# Proving any two elements in recursive sequence are coprime.

A sequence $$x_0, x_1, x_2, \ldots$$ is defined recursively as follows: $$x_0 = 3 \\ x_n = 2 + (x_0 \cdot x_1\cdot x_2\cdots x_{n-1})$$ I'm stuck at trying to prove that for any two different elements of the sequence, $$x_i$$ and $$x_j$$, it always holds that $$x_i$$ and $$x_j$$ are coprime.

• Note that all $x_i$ are odd. Oct 13 at 21:19

Suppose $$i < j$$ and $$d|x_i$$ and $$d|x_j$$.

Since $$0 \le i \le j-1$$, $$x_j =2+\prod_{k=0}^{j-1}x_k =2+x_i\prod_{k=0, k\ne i}^{j-1}x_k$$, $$d | (x_j-x_i\prod_{k=0, k\ne i}^{j-1}x_k) =2$$ so $$d = 2$$ or $$d = 1$$.

Since, as
John Omielan observed, all the $$x_n$$ are odd, $$d=1$$ so $$x_i$$ and $$x_j$$ are relatively prime.

Hint: apply the Euclidean algorithm to $$x_i$$ and $$x_j$$.

Since $$x_n = 2 + \prod_{k=0}^{n-1} x_k$$,

$$\gcd(x_i, x_n) = \gcd\left(x_i, 2 + \prod_{k=0}^{n-1} x_k\right) = \gcd\left(x_i, 2 + x_i \prod_{k=0,k\neq i}^{n-1} x_k\right)$$

Now, if m is any integer, then $$\gcd(a, b + m\cdot a) = \gcd(a, b)$$.

$$\gcd(x_i, x_n) = \gcd\left(x_i, 2 + x_i \prod_{k=0,k\neq i}^{n-1} x_k\right)= \gcd\left(x_i, 2\right) = 1$$

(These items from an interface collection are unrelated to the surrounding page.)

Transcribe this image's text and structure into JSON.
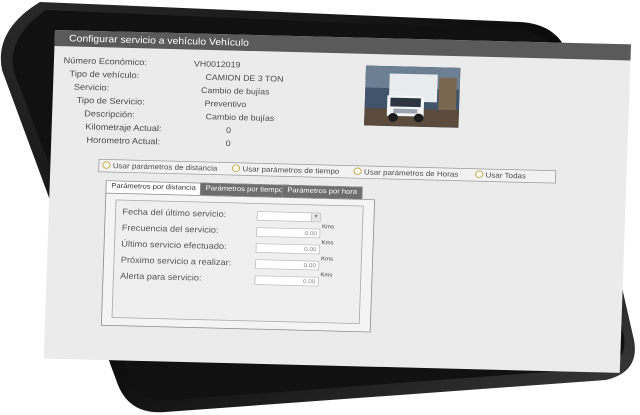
{
  "window": {
    "title": "Configurar servicio a vehículo Vehículo"
  },
  "vehicle": {
    "fields": [
      {
        "label": "Número Económico:",
        "value": "VH0012019"
      },
      {
        "label": "Tipo de vehículo:",
        "value": "CAMION DE 3 TON"
      },
      {
        "label": "Servicio:",
        "value": "Cambio de bujías"
      },
      {
        "label": "Tipo de Servicio:",
        "value": "Preventivo"
      },
      {
        "label": "Descripción:",
        "value": "Cambio de bujías"
      },
      {
        "label": "Kilometraje Actual:",
        "value": "0"
      },
      {
        "label": "Horometro Actual:",
        "value": "0"
      }
    ]
  },
  "options": [
    "Usar parámetros de distancia",
    "Usar parámetros de tiempo",
    "Usar parámetros de Horas",
    "Usar Todas"
  ],
  "tabs": [
    "Parámetros por distancia",
    "Parámetros por tiempo",
    "Parámetros por hora"
  ],
  "form": {
    "labels": [
      "Fecha del último servicio:",
      "Frecuencia del servicio:",
      "Último servicio efectuado:",
      "Próximo servicio a realizar:",
      "Alerta para servicio:"
    ],
    "value": "0.00",
    "unit": "Kms"
  },
  "colors": {
    "titlebar": "#5a5a5a",
    "screen_bg": "#ebebeb",
    "bezel": "#111111"
  }
}
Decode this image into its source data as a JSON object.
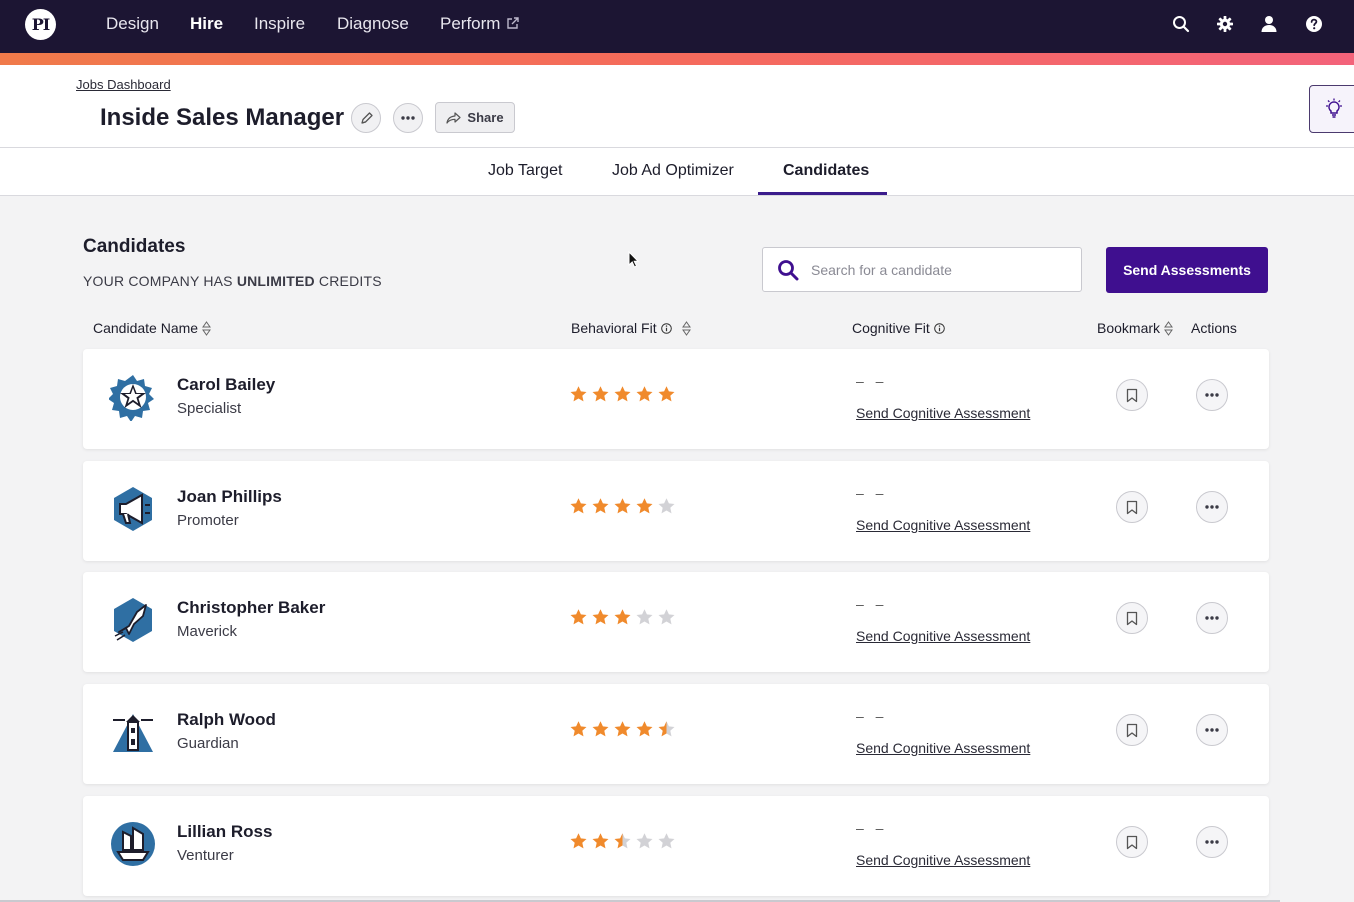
{
  "topnav": {
    "logo": "PI",
    "items": [
      {
        "label": "Design"
      },
      {
        "label": "Hire"
      },
      {
        "label": "Inspire"
      },
      {
        "label": "Diagnose"
      },
      {
        "label": "Perform"
      }
    ],
    "active": "Hire",
    "icons": [
      "search-icon",
      "gear-icon",
      "user-icon",
      "help-icon"
    ]
  },
  "header": {
    "breadcrumb": "Jobs Dashboard",
    "title": "Inside Sales Manager",
    "share_label": "Share"
  },
  "tabs": [
    {
      "label": "Job Target"
    },
    {
      "label": "Job Ad Optimizer"
    },
    {
      "label": "Candidates"
    }
  ],
  "active_tab": "Candidates",
  "section": {
    "title": "Candidates",
    "credits_prefix": "YOUR COMPANY HAS ",
    "credits_bold": "UNLIMITED",
    "credits_suffix": " CREDITS",
    "search_placeholder": "Search for a candidate",
    "send_button": "Send Assessments"
  },
  "columns": {
    "name": "Candidate Name",
    "behavioral": "Behavioral Fit",
    "cognitive": "Cognitive Fit",
    "bookmark": "Bookmark",
    "actions": "Actions"
  },
  "candidates": [
    {
      "name": "Carol Bailey",
      "profile": "Specialist",
      "icon": "specialist-icon",
      "rating": 5,
      "cognitive": "– –",
      "cognitive_link": "Send Cognitive Assessment"
    },
    {
      "name": "Joan Phillips",
      "profile": "Promoter",
      "icon": "promoter-icon",
      "rating": 4,
      "cognitive": "– –",
      "cognitive_link": "Send Cognitive Assessment"
    },
    {
      "name": "Christopher Baker",
      "profile": "Maverick",
      "icon": "maverick-icon",
      "rating": 3,
      "cognitive": "– –",
      "cognitive_link": "Send Cognitive Assessment"
    },
    {
      "name": "Ralph Wood",
      "profile": "Guardian",
      "icon": "guardian-icon",
      "rating": 4.5,
      "cognitive": "– –",
      "cognitive_link": "Send Cognitive Assessment"
    },
    {
      "name": "Lillian Ross",
      "profile": "Venturer",
      "icon": "venturer-icon",
      "rating": 2.5,
      "cognitive": "– –",
      "cognitive_link": "Send Cognitive Assessment"
    }
  ],
  "colors": {
    "nav_bg": "#1c1533",
    "accent": "#3f0f8f",
    "star_filled": "#f08a2c",
    "star_empty": "#d2d2d6",
    "avatar_blue": "#2f6fa3"
  }
}
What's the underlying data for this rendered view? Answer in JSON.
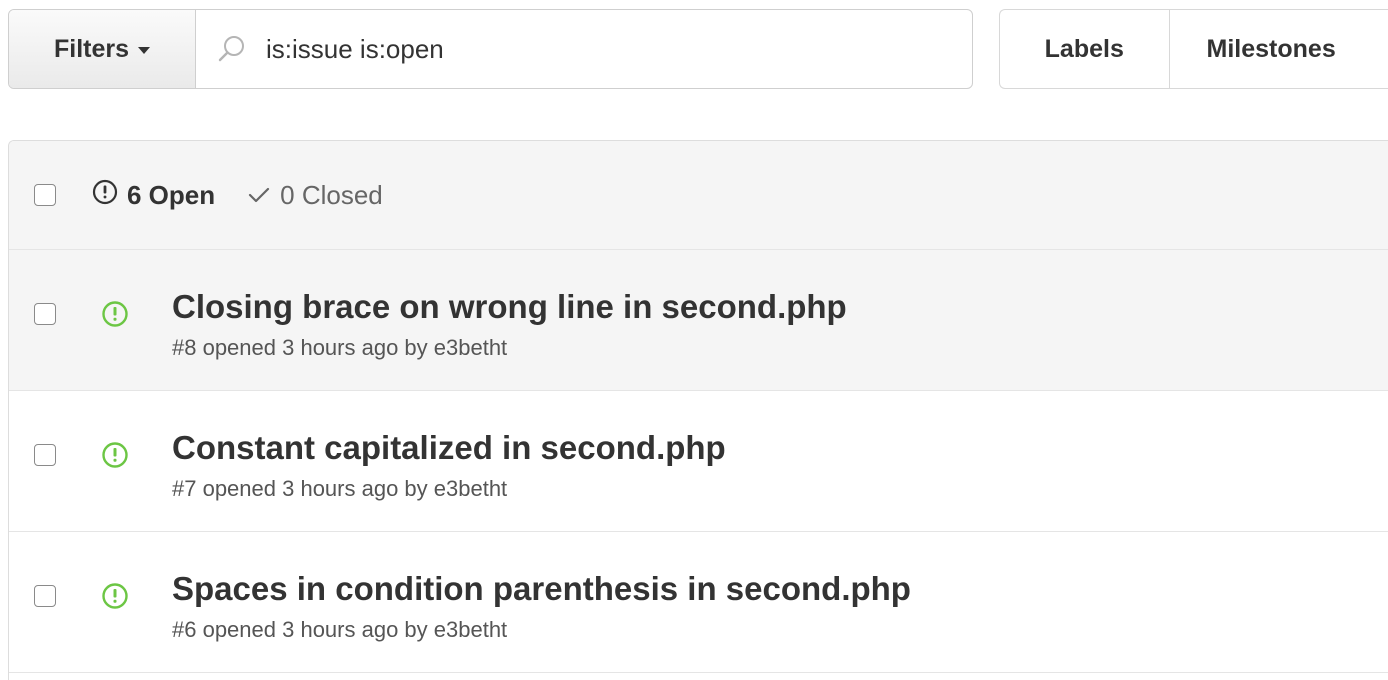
{
  "toolbar": {
    "filters_label": "Filters",
    "search_value": "is:issue is:open",
    "labels_label": "Labels",
    "milestones_label": "Milestones"
  },
  "header": {
    "open_label": "6 Open",
    "closed_label": "0 Closed"
  },
  "issues": [
    {
      "title": "Closing brace on wrong line in second.php",
      "meta": "#8 opened 3 hours ago by e3betht"
    },
    {
      "title": "Constant capitalized in second.php",
      "meta": "#7 opened 3 hours ago by e3betht"
    },
    {
      "title": "Spaces in condition parenthesis in second.php",
      "meta": "#6 opened 3 hours ago by e3betht"
    }
  ],
  "colors": {
    "open_icon_green": "#6cc644",
    "text": "#333333",
    "muted": "#666666",
    "header_bg": "#f5f5f5"
  }
}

The last equation is true because it should be obvious that all $$x_i$$ are odd(only because the first is though).